### About this exercise
Among the entries below, find the lines with "true" and copy them.

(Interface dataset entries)
□ □ □ □ □ □ □

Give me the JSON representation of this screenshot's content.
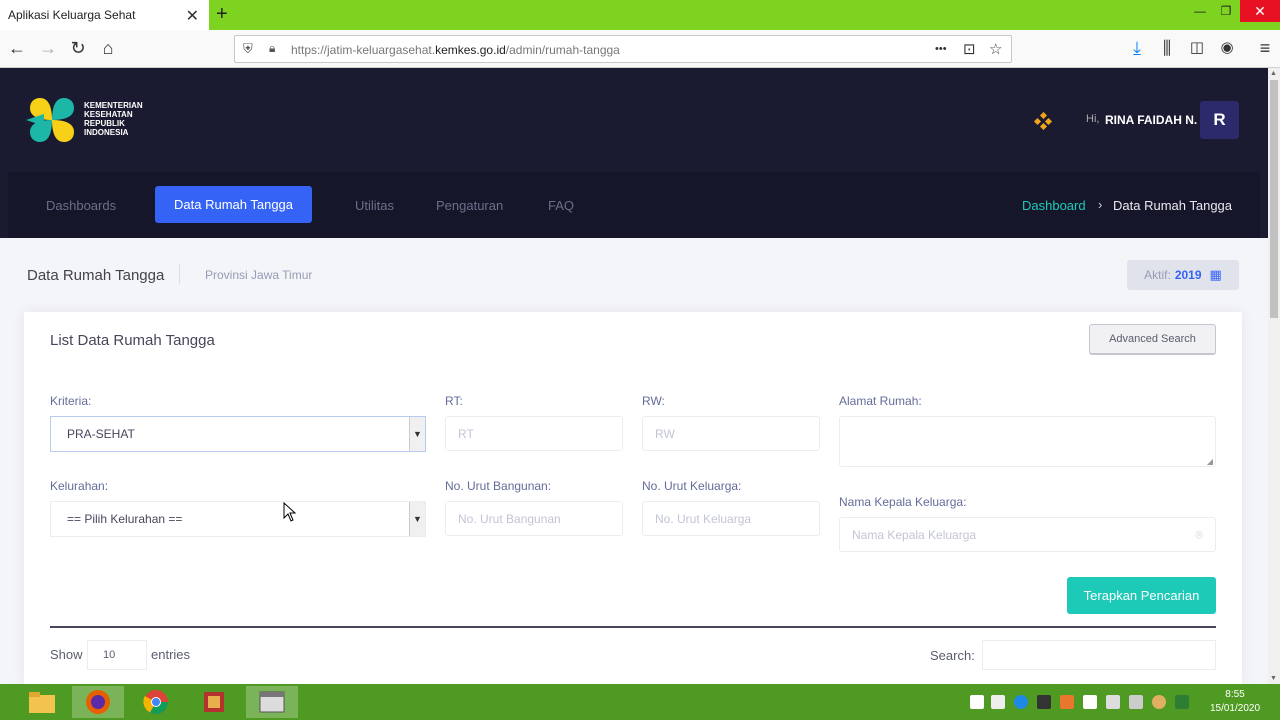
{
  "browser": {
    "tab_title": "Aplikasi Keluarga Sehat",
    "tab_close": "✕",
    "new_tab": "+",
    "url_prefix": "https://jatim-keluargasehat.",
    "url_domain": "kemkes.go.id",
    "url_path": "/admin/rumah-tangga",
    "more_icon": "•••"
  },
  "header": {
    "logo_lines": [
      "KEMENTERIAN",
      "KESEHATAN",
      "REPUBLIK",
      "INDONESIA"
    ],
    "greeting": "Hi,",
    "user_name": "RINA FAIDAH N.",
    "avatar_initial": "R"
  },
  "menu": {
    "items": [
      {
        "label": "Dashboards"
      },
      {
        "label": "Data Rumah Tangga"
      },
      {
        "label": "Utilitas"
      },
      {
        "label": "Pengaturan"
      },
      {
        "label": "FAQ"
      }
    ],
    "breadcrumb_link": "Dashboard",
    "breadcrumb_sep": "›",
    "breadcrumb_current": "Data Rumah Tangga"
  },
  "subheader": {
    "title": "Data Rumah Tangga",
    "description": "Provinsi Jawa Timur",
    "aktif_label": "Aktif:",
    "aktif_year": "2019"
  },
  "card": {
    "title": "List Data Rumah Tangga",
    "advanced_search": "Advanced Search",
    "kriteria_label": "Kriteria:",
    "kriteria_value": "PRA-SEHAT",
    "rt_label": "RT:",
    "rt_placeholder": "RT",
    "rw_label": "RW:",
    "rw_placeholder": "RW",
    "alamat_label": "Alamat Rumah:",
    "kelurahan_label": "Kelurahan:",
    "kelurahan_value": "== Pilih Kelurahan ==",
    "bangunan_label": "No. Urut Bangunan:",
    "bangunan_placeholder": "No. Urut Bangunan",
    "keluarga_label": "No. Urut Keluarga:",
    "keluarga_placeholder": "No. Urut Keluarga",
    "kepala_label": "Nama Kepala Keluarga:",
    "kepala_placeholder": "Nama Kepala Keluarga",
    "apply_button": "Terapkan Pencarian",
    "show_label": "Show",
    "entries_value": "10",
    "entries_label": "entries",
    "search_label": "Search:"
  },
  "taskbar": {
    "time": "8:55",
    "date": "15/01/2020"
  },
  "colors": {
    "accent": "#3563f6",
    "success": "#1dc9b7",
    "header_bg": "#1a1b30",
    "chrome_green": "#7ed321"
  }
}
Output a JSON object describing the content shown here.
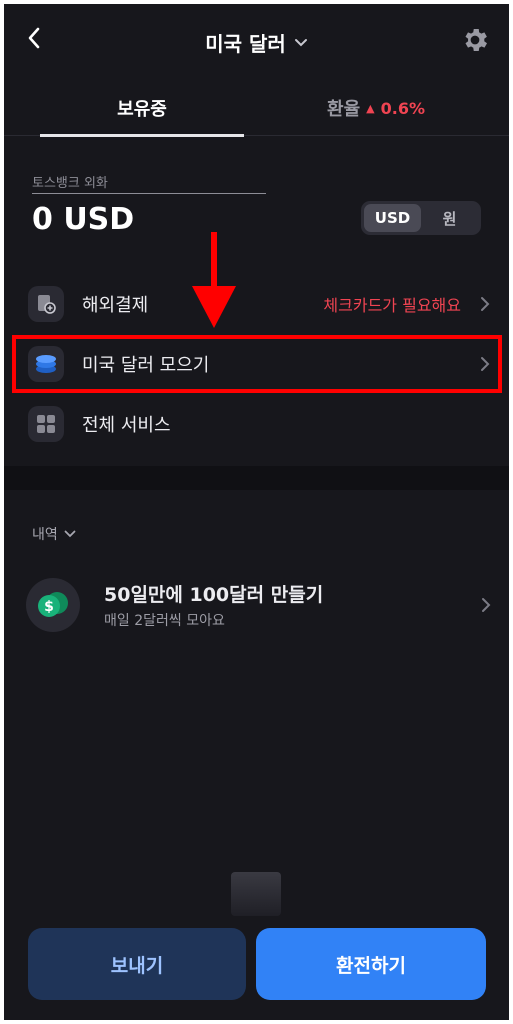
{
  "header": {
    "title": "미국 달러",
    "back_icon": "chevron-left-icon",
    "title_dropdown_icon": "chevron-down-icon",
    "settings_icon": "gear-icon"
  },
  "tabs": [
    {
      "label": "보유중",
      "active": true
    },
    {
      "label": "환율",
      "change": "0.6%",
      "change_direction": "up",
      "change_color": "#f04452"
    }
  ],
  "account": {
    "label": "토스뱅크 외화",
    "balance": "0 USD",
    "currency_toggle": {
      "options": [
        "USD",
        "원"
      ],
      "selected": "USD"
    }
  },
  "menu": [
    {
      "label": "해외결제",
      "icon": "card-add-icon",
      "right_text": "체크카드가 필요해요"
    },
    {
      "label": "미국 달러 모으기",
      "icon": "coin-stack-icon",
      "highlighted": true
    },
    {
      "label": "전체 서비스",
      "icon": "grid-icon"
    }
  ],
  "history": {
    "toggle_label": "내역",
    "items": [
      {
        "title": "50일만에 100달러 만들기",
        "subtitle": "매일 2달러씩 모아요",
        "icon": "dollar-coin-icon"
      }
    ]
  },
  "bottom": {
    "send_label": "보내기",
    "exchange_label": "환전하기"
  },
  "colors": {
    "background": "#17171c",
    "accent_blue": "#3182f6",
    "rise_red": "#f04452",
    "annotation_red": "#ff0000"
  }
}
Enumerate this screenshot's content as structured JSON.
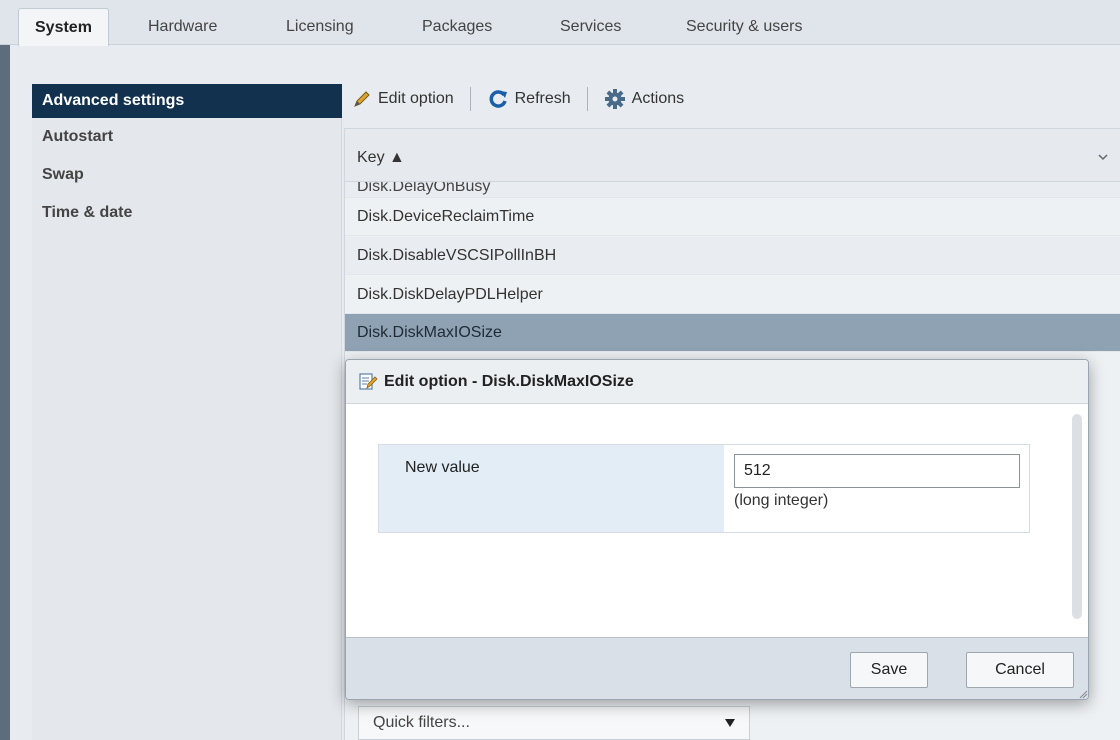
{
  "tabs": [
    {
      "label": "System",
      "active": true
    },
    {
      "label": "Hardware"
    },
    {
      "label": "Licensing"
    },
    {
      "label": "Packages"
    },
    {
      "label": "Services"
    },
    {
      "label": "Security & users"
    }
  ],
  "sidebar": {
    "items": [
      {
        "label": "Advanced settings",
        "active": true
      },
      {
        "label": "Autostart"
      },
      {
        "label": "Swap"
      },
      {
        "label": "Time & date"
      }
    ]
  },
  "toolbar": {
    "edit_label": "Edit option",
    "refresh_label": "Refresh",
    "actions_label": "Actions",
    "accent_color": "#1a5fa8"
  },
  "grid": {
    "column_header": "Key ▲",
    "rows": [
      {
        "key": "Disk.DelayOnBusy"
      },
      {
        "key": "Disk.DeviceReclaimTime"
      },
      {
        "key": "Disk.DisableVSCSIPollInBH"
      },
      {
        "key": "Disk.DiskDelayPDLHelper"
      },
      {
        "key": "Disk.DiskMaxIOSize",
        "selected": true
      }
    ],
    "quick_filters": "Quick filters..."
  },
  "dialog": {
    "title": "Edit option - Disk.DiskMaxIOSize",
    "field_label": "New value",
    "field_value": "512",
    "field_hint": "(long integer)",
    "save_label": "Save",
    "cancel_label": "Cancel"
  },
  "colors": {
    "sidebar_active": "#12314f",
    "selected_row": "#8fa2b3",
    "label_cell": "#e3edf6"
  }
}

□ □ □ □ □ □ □

### Exercise result
      "active": true
      "highlighted": true
      "active": true
        "active": true
        "selected": true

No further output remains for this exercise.